Assignment:
Throughout the records below, find each line holding "children" and copy it.

Task material:
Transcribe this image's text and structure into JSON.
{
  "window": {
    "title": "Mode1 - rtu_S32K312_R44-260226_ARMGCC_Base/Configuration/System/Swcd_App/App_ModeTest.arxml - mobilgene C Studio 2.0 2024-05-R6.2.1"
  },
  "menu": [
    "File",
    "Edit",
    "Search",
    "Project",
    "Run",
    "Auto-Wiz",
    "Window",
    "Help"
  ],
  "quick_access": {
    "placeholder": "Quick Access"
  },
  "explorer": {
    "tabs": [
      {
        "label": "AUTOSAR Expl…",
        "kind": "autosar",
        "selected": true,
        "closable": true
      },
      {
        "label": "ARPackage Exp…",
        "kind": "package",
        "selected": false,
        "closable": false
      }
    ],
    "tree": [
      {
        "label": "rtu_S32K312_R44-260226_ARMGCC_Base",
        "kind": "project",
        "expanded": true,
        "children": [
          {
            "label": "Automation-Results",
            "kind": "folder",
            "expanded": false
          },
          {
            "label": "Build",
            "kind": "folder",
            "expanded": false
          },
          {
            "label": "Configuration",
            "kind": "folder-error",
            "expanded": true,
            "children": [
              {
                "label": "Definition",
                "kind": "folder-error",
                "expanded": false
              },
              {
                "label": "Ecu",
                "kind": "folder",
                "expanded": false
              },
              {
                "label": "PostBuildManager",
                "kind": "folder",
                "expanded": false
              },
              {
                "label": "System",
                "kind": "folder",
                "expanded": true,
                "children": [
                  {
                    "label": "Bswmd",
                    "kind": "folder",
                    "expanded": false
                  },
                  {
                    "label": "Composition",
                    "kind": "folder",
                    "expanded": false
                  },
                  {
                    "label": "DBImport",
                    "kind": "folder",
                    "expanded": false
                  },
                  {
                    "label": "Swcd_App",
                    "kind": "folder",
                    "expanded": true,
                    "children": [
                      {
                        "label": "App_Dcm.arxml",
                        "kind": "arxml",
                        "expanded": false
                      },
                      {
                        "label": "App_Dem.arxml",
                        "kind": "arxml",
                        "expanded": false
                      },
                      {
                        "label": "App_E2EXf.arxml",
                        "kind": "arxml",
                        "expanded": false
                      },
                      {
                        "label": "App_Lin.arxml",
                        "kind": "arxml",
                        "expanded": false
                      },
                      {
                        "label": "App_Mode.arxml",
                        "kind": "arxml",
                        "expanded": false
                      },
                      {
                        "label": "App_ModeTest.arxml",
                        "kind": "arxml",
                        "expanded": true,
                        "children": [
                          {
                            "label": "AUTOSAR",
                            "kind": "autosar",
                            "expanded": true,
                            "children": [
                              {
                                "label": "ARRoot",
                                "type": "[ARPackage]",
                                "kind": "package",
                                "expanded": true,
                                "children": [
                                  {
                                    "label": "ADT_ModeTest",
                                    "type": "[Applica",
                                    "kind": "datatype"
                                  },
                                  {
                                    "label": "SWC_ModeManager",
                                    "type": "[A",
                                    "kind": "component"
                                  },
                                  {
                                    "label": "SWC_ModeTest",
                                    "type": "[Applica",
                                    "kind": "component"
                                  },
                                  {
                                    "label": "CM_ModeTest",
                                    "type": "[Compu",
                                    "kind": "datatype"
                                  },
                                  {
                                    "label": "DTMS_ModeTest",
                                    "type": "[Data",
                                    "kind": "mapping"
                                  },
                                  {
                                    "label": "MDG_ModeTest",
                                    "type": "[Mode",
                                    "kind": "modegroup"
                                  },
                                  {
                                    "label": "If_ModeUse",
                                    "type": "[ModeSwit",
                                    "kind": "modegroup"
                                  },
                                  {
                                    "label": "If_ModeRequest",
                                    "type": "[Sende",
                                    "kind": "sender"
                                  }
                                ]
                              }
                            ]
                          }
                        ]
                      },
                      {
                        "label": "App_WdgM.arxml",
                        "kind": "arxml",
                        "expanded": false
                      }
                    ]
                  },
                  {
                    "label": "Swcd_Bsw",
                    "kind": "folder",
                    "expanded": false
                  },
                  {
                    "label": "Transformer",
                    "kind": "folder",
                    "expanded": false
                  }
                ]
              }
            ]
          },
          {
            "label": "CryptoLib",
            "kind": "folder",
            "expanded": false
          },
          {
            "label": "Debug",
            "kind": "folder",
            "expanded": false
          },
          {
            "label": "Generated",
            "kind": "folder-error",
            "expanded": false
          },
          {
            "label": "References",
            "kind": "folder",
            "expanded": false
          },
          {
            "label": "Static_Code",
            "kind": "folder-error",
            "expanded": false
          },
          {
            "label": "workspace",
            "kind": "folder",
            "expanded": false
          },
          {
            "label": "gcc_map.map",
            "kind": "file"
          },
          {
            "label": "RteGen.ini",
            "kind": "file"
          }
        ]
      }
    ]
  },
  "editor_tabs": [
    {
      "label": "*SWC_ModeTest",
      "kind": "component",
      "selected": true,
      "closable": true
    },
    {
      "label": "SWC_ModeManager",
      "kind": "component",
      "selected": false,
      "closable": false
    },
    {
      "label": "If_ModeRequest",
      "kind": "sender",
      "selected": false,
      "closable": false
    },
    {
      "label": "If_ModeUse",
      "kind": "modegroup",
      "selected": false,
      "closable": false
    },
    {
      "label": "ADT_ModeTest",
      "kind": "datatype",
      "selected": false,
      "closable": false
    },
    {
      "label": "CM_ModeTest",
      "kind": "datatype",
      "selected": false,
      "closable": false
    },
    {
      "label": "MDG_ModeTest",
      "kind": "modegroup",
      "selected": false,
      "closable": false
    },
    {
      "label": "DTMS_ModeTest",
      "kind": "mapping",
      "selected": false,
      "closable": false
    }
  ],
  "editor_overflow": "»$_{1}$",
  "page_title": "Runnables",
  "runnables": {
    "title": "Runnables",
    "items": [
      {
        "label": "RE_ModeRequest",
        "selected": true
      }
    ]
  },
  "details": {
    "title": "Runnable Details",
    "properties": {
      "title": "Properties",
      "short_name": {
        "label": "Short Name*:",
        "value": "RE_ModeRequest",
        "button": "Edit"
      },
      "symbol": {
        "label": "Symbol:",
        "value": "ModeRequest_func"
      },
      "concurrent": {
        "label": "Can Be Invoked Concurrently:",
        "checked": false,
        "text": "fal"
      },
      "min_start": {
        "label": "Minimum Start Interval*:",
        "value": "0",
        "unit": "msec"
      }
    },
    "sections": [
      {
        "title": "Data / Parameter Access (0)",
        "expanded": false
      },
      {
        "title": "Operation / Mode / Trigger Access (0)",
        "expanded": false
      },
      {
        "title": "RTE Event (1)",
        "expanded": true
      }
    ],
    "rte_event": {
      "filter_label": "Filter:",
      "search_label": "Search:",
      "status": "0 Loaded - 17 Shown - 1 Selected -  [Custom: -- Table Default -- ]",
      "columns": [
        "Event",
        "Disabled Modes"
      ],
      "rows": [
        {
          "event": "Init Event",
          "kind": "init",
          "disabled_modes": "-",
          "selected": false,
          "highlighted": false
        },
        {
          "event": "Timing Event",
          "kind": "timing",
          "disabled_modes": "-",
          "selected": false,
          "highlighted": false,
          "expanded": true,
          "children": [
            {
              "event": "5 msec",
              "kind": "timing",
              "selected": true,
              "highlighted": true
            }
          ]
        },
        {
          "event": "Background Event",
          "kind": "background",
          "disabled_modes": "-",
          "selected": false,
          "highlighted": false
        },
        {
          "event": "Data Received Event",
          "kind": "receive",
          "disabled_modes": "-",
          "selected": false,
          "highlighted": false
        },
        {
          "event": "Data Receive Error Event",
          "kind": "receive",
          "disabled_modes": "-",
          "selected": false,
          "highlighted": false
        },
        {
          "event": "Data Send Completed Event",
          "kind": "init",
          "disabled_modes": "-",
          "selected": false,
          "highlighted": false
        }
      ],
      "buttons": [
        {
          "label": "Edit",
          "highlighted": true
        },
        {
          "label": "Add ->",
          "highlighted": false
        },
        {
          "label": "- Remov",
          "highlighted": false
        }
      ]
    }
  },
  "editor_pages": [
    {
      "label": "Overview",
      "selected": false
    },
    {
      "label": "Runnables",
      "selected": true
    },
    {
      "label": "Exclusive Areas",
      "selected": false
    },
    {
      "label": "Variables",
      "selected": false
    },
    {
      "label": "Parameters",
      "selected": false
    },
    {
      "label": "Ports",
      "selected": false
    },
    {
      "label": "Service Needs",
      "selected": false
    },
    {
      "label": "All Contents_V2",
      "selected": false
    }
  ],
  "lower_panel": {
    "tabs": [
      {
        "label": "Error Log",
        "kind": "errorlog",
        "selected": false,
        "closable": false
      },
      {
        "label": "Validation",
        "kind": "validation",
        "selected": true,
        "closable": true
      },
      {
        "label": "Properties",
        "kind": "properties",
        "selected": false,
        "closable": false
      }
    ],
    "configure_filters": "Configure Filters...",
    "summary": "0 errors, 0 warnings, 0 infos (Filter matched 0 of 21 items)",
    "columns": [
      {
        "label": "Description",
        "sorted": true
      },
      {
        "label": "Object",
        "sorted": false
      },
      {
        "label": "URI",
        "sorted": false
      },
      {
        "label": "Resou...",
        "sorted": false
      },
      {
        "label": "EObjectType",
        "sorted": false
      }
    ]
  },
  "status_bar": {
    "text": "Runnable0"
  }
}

The completed task:
        "children": [
            "children": [
                "children": [
                    "children": [
                        "children": [
                            "children": [
                                "children": [
          "children": [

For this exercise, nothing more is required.